Making Connections Through Conferences, Content Marketing and…Spam?
I took my place at an empty table in the hope other business people would populate its seats after exiting the bountiful buffet line. The reason for our collective attendance to the recent Department of Defense Northeast Regional Council conference was to have a 15-minute audience with a federal government agency, or a prime enterprise that may be offering subcontracting opportunities to small- and medium-sized businesses—in order that they may fulfill supplier diversity quotas. (Twirling Tiger Media is a certified Women Business Enterprise, or WBE).
Lunch mates quickly occupied the seats and what-do-you-do’s were answered with architect, business developer for a satellite firm, far-and-wide courier service provider, manufacturer of RFID for large industries, cleaning contractor—and in my case, content marketing service provider.
Everyone at the table pitched their company’s goods and services in the hope of making fruitful connections. Stating that Twirling Tiger Media provides content marketing services to B2Bs and B2Cs often needs further explanation to those outside of the marketing world.

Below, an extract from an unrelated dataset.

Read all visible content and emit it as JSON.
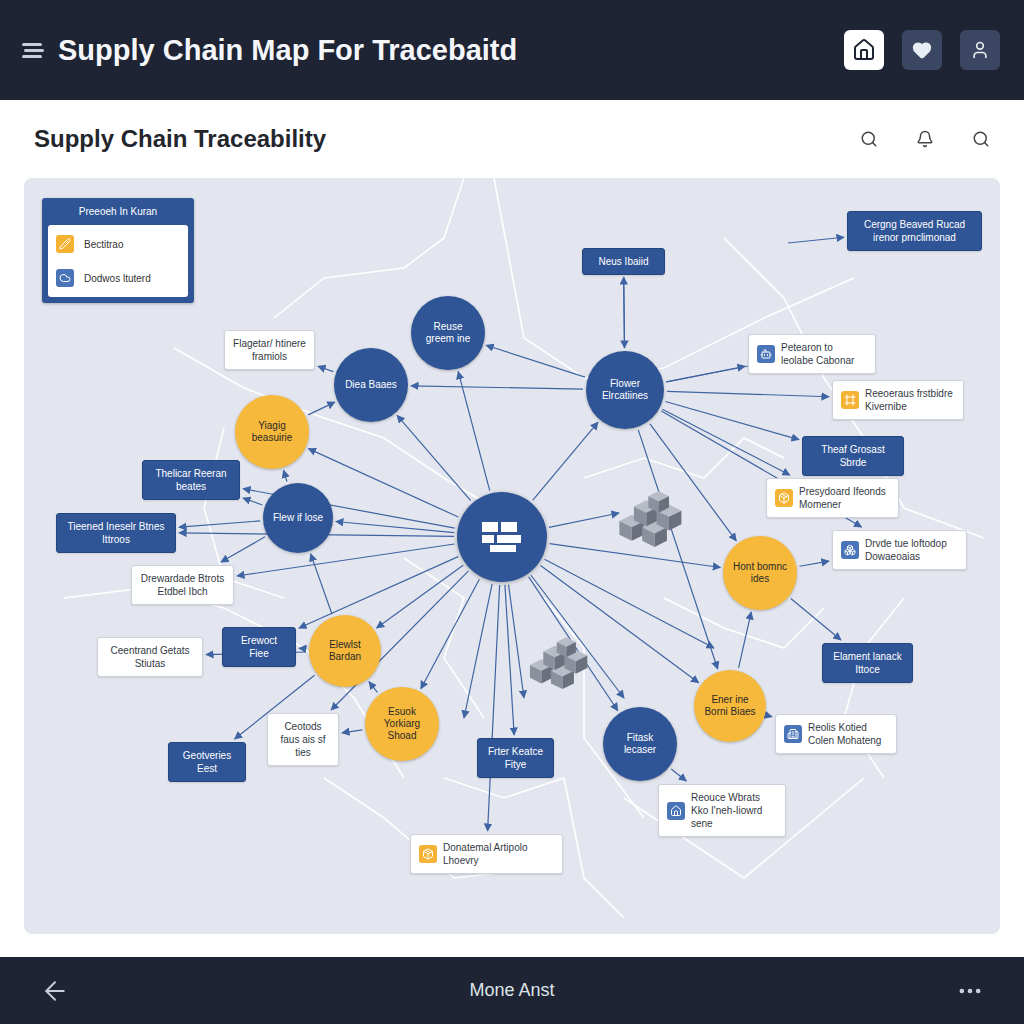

“We create engaging and nurturing content to connect your brand to target customers—using compelling words and images. Our writers and graphic designers create blog posts, case studies, success stories, magazines, newsletters…” Our company’s services are best explained in a narrative that illustrates how content marketing elevates a brand’s exposure and value to its customers. “Nothing shows the value of your products and customer service more than a satisfied customer willing to tell the world how you helped transform their processes, procedures or relations like a well-written and -designed success story,” I told the group.
As the table cleared, one person lingered to ask me a pointed question, “What’s the difference between what you offer and the spam that I am inundated with daily?”
Here are some of those differentiators.
I didn’t sign-up for this
We are all annoyed by spam—the splattering of unsolicited email messages aimed at the masses from concealed senders. In contrast, content marketing is original information responsibly distributed to a company’s prospects and customers using acceptable list management practices, such as permission-based subscription tactics as opposed to purchased or rented lists. Done right, companies grow an organic list of quality contacts by offering custom content that interests consumers. In the process, it’s important that companies maintain a good-sender reputation by complying with the requirements of the CAN-SPAM Act.
Stand out by offering useful solutions to buyer’s challenges
More buyers are self-educating online, and companies need to respond with content that is unique and useful. The traditional sales funnel has been reconfigured with marketing dominating the stages of customer engagement. By 2020, more than 80 percent of the buying process will occur without any direct human to human interaction.* To answer the demand of useful information for savvy customers, companies need to reframe their strategy from an advertising approach to an informing approach that’s optimized for social media conversations.
Customized content built for a brand
Content marketing is predominately outward-facing content created to attract and acquire new customers. It can be branded content, but it can also be simply brand-relevant content. Examples are white papers, blogs and social media. Custom content is content meant to build an affinity with an existing audience. This content reinforces the brand, communicates the value of products or services and creates new opportunities. It’s branded content and used to maintain engagement with existing customers. Examples are publications and e-newsletters. There is some overlap between content marketing and custom content, but both deliver solutions for engaging and nurturing customers. Today’s marketers lump both types—content marketing and custom content—in the same bucket of content marketing. (Confusing, I realize, but the industry is evolving quickly and the term is used without distinction at times.)
Here are some tips, and our approach as writers with journalism backgrounds (not copywriters), for providing your audience with honest content that is unique and useful:
— Create relevant and authentic narratives through compelling story telling.
— Find and develop a story that resonates with a chosen audience.
— Support the story with facts.
I’m hoping I fully explained to my lunch mate the differences between spam and content marketing, and how they are distributed. Companies use a multitude of ways to capture leads so that they can market to customers, and most do so without annoying them. Ultimately, it’s up to the recipient of the information to decide what’s useful and what they consider spam.
*Gartner and Forrester